I don’t want to give too much away, story wise, but generally speaking, the film revolves around the secrets that are built and kept by it’s characters, and around the concept of community in general. Boasting what might be considered archetypes for mid-70s characters like a wife blitzed out of her mind on Valium, a male captain who has constant problems recognizing the value of his newly assigned (female) Lieutenant, and a little girl who struggles with the unfortunate reality of having a social life with no other children around, the piece is very tongue-in-cheek. It uses sometimes all too believable conceit that it was actually filmed in the 70s to hide behind while mocking the social “progress” that most of modern society thinks has been made in the last 40 years, and it’s absolutely hilarious (and often heartbreaking) while doing so.
The space built by the filmmakers, while first seeming enormous in scale, gets smaller and smaller as the character’s personalities get larger and larger. As the viewer is shown the darker secrets of their social lives, the once enormous space station begins to feel almost claustrophobic. You realize, eventually, that the story is bound together by the fact that, by and large, the station more resembles a social prison than a domestic space.
I would firmly recommend the film to anybody who is looking for a dynamic, witty, and touching social-commentary piece, particularly because of the spot-on acting, cinematography, and editing techniques used to bring the highly unique story to life in a way that won’t leave your jaw on the floor, but will keep you firmly glued to your seat for the duration.

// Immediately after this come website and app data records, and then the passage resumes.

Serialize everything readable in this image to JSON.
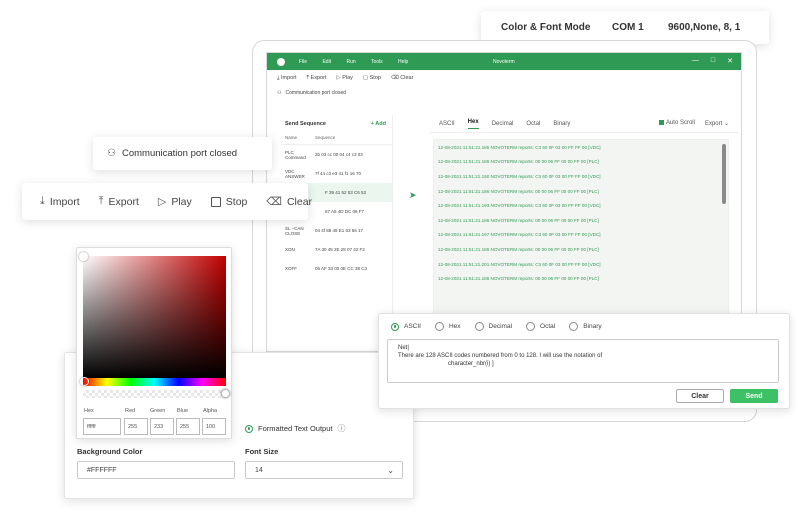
{
  "mode_bar": {
    "title": "Color & Font Mode",
    "port": "COM 1",
    "settings": "9600,None, 8, 1"
  },
  "app": {
    "title": "Novoterm",
    "menu": [
      "File",
      "Edit",
      "Run",
      "Tools",
      "Help"
    ],
    "window_controls": [
      "—",
      "□",
      "✕"
    ],
    "toolbar": [
      "Import",
      "Export",
      "Play",
      "Stop",
      "Clear"
    ],
    "status": "Communication port closed",
    "send_sequence": {
      "title": "Send Sequence",
      "add_label": "+ Add",
      "columns": [
        "Name",
        "Sequence"
      ],
      "rows": [
        {
          "name": "PLC Command",
          "seq": "2b 03 cc 00 04 c4 c3 03"
        },
        {
          "name": "VDC ANSWER",
          "seq": "7f 44 c3 e3 41 f1 16 70"
        },
        {
          "name": "",
          "seq": "F 39 41 52 53 C6 53"
        },
        {
          "name": "",
          "seq": "67 A5 4D DC 06 F7"
        },
        {
          "name": "SL –CAN CLOSE",
          "seq": "04 4f 88 49 E1 53 56 17"
        },
        {
          "name": "XON",
          "seq": "7A 30 45 2E 28 07 42 F2"
        },
        {
          "name": "XOFF",
          "seq": "05 AF 33 00 0E CC 38 C3"
        }
      ]
    },
    "tabs": [
      "ASCII",
      "Hex",
      "Decimal",
      "Octal",
      "Binary"
    ],
    "active_tab": "Hex",
    "auto_scroll": "Auto Scroll",
    "export_label": "Export",
    "log": [
      "12-08-2021 11:51:21.185 NOVOTERM reports: C3 60 0F 03 00 FF FF 00 [VDC]",
      "12-08-2021 11:51:21.186 NOVOTERM reports: 00 00 06 FF 00 00 FF 00 [PLC]",
      "12-08-2021 11:51:21.190 NOVOTERM reports: C3 60 0F 03 00 FF FF 00 [VDC]",
      "12-08-2021 11:51:21.186 NOVOTERM reports: 00 00 06 FF 00 00 FF 00 [PLC]",
      "12-08-2021 11:51:21.193 NOVOTERM reports: C3 60 0F 03 00 FF FF 00 [VDC]",
      "12-08-2021 11:51:21.186 NOVOTERM reports: 00 00 06 FF 00 00 FF 00 [PLC]",
      "12-08-2021 11:51:21.197 NOVOTERM reports: C3 60 0F 03 00 FF FF 00 [VDC]",
      "12-08-2021 11:51:21.186 NOVOTERM reports: 00 00 06 FF 00 00 FF 00 [PLC]",
      "12-08-2021 11:51:21.201 NOVOTERM reports: C3 60 0F 03 00 FF FF 00 [VDC]",
      "12-08-2021 11:51:21.186 NOVOTERM reports: 00 00 06 FF 00 00 FF 00 [PLC]"
    ]
  },
  "conn_popup": {
    "icon": "plug-icon",
    "text": "Communication port closed"
  },
  "toolbar_popup": {
    "import": "Import",
    "export": "Export",
    "play": "Play",
    "stop": "Stop",
    "clear": "Clear"
  },
  "picker": {
    "labels": {
      "hex": "Hex",
      "red": "Red",
      "green": "Green",
      "blue": "Blue",
      "alpha": "Alpha"
    },
    "values": {
      "hex": "ffffff",
      "red": "255",
      "green": "233",
      "blue": "255",
      "alpha": "100"
    },
    "hue_color": "#c00000"
  },
  "settings": {
    "formatted_output": "Formatted Text Output",
    "bg_label": "Background Color",
    "bg_value": "#FFFFFF",
    "font_label": "Font Size",
    "font_value": "14"
  },
  "send_panel": {
    "formats": [
      "ASCII",
      "Hex",
      "Decimal",
      "Octal",
      "Binary"
    ],
    "selected_format": "ASCII",
    "text": "Net|\nThere are 128 ASCII codes numbered from 0 to 128. I will use the notation of\n                              character_nbr(i) ]",
    "clear": "Clear",
    "send": "Send"
  },
  "colors": {
    "accent": "#2f9a53",
    "send_button": "#3cc264"
  }
}
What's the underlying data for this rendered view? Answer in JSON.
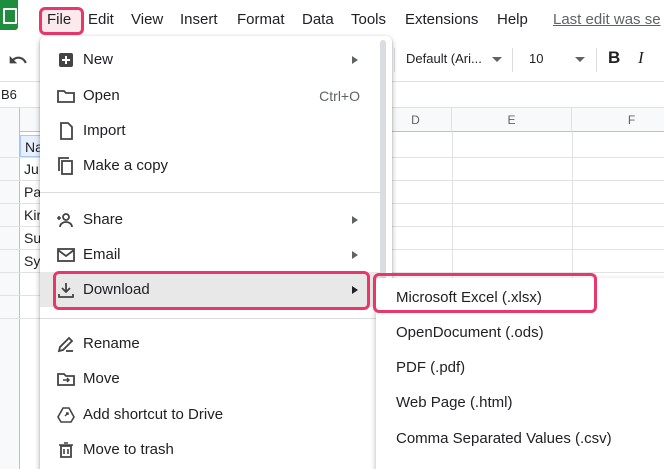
{
  "menubar": {
    "items": [
      "File",
      "Edit",
      "View",
      "Insert",
      "Format",
      "Data",
      "Tools",
      "Extensions",
      "Help"
    ],
    "last_edit": "Last edit was se"
  },
  "toolbar": {
    "font": "Default (Ari...",
    "font_size": "10",
    "bold": "B",
    "italic": "I"
  },
  "formula_bar": {
    "name_box": "B6"
  },
  "grid": {
    "columns": [
      "D",
      "E",
      "F"
    ],
    "col_a_cells": [
      "Na",
      "Ju",
      "Pa",
      "Kir",
      "Su",
      "Sy"
    ]
  },
  "file_menu": {
    "items": [
      {
        "label": "New",
        "submenu": true
      },
      {
        "label": "Open",
        "shortcut": "Ctrl+O"
      },
      {
        "label": "Import"
      },
      {
        "label": "Make a copy"
      },
      {
        "label": "Share",
        "submenu": true
      },
      {
        "label": "Email",
        "submenu": true
      },
      {
        "label": "Download",
        "submenu": true
      },
      {
        "label": "Rename"
      },
      {
        "label": "Move"
      },
      {
        "label": "Add shortcut to Drive"
      },
      {
        "label": "Move to trash"
      }
    ]
  },
  "download_submenu": {
    "items": [
      "Microsoft Excel (.xlsx)",
      "OpenDocument (.ods)",
      "PDF (.pdf)",
      "Web Page (.html)",
      "Comma Separated Values (.csv)"
    ]
  },
  "colors": {
    "highlight": "#e8386b",
    "sheets_green": "#1e8e3e"
  }
}
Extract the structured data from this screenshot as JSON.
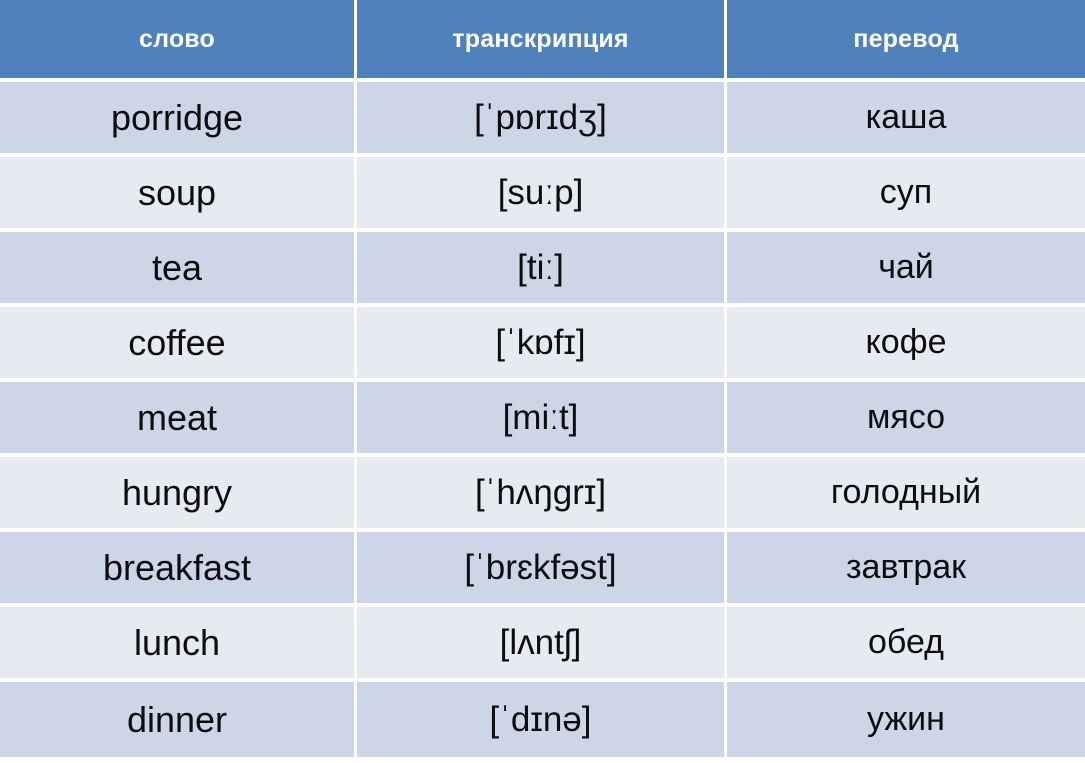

So go give the film a watch, and we’ll come back this weekend and talk about it!
(Background Pic: Grand Canyon, 2012)